> What this task involves: Your task is to copy every line of the records below that contains "minute".

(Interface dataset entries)
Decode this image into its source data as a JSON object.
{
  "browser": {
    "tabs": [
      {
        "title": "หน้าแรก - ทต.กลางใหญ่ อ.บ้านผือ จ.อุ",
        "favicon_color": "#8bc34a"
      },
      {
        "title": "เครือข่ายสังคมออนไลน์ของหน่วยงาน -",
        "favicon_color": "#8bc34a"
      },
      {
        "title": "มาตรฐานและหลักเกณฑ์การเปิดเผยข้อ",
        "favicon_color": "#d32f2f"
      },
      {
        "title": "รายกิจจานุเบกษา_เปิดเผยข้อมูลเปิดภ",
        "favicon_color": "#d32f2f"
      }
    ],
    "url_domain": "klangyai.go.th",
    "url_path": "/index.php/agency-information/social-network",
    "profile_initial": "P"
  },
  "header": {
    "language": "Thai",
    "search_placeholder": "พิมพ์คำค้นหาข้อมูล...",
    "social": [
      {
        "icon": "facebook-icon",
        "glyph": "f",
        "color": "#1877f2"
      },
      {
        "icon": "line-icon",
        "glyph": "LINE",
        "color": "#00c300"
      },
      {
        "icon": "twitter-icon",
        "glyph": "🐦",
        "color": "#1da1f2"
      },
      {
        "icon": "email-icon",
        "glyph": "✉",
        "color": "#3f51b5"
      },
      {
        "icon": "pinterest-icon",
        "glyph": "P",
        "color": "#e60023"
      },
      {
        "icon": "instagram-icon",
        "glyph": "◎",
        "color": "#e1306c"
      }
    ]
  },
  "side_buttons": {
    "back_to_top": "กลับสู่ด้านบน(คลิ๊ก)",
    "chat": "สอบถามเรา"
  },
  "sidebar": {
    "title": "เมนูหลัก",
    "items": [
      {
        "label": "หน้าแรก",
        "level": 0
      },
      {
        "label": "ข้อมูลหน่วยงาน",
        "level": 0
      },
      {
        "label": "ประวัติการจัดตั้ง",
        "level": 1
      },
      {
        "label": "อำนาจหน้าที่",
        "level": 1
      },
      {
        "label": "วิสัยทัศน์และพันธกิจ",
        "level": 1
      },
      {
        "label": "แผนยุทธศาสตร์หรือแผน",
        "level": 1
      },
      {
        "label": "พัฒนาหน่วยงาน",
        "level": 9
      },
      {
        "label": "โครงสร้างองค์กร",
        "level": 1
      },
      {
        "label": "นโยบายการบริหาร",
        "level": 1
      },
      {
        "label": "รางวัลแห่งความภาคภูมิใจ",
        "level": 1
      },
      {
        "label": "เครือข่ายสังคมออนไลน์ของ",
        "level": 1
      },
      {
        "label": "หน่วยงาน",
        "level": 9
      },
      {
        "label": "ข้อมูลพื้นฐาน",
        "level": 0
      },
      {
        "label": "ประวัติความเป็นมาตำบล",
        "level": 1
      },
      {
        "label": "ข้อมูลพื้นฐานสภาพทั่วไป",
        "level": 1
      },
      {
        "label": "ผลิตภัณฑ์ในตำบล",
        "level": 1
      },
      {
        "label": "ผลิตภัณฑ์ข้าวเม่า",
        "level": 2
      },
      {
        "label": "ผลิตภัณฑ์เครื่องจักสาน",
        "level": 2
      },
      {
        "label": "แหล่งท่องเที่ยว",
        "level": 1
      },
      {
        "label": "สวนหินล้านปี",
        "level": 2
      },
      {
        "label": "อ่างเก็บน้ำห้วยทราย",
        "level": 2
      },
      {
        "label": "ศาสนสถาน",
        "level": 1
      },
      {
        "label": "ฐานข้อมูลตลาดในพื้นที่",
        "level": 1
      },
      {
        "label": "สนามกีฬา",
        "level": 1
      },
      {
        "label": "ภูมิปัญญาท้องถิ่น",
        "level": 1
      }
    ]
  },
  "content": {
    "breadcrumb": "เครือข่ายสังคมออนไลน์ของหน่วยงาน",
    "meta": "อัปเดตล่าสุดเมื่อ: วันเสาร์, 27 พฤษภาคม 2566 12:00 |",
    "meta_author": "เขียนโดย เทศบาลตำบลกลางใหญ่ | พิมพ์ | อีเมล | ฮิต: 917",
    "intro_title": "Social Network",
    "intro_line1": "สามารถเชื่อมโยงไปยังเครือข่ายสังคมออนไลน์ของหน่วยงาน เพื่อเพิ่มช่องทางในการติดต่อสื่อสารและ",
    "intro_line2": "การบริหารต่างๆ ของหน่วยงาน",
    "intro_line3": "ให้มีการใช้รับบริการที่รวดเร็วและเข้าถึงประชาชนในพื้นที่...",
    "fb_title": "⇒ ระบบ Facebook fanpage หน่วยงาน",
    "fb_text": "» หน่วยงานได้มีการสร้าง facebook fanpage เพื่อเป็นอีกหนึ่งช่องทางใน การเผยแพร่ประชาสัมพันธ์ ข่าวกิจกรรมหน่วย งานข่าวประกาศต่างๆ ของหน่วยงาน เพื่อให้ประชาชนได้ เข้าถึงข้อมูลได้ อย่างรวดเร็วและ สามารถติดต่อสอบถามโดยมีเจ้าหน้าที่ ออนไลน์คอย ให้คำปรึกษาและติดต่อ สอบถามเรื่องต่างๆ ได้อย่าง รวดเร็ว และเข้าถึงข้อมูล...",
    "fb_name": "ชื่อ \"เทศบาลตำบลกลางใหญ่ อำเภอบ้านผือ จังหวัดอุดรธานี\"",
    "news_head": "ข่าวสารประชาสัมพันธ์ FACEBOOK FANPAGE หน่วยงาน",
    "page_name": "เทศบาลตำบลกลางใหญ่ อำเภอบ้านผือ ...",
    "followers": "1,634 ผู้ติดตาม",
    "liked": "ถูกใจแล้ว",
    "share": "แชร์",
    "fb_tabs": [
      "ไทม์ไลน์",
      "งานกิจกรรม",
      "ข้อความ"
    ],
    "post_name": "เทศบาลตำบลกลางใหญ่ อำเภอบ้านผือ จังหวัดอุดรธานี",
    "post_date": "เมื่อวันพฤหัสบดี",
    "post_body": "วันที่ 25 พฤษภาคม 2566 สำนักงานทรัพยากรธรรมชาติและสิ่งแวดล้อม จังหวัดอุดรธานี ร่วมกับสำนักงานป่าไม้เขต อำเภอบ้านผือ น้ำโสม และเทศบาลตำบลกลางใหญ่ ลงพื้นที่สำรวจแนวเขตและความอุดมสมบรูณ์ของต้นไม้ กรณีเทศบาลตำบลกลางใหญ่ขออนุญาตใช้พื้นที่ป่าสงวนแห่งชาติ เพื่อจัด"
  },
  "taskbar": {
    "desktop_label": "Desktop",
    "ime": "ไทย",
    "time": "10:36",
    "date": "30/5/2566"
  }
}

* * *

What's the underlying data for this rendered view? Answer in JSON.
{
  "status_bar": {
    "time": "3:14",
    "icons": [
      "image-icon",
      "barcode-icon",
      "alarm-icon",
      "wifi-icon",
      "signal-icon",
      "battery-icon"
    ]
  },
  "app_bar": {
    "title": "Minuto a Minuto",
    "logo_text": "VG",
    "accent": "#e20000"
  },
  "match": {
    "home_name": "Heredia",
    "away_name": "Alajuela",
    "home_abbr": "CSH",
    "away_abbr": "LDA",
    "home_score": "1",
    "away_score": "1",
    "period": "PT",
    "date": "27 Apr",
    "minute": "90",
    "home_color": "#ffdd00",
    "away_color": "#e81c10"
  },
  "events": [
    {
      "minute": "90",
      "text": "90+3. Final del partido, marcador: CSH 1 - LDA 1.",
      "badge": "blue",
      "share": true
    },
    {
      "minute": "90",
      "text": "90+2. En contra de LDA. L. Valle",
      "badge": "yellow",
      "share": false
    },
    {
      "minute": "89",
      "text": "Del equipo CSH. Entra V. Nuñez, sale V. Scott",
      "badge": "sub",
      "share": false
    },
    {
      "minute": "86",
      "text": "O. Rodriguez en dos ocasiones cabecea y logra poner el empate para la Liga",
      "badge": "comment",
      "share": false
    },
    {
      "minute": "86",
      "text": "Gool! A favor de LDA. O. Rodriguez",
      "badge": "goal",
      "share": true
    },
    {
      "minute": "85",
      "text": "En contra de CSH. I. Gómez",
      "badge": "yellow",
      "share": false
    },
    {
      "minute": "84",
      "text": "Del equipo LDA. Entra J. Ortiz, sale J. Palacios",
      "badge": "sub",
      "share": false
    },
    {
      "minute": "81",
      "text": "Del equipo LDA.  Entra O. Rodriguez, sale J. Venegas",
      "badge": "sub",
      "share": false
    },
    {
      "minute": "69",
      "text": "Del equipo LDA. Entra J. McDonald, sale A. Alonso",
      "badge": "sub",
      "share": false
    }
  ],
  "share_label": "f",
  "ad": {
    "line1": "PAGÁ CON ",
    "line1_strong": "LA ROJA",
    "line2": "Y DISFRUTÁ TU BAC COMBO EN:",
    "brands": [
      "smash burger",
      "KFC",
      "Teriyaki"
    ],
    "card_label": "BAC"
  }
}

> Solution below:
    "minute": "90",
      "minute": "90",
      "minute": "90",
      "minute": "89",
      "minute": "86",
      "minute": "86",
      "minute": "85",
      "minute": "84",
      "minute": "81",
      "minute": "69",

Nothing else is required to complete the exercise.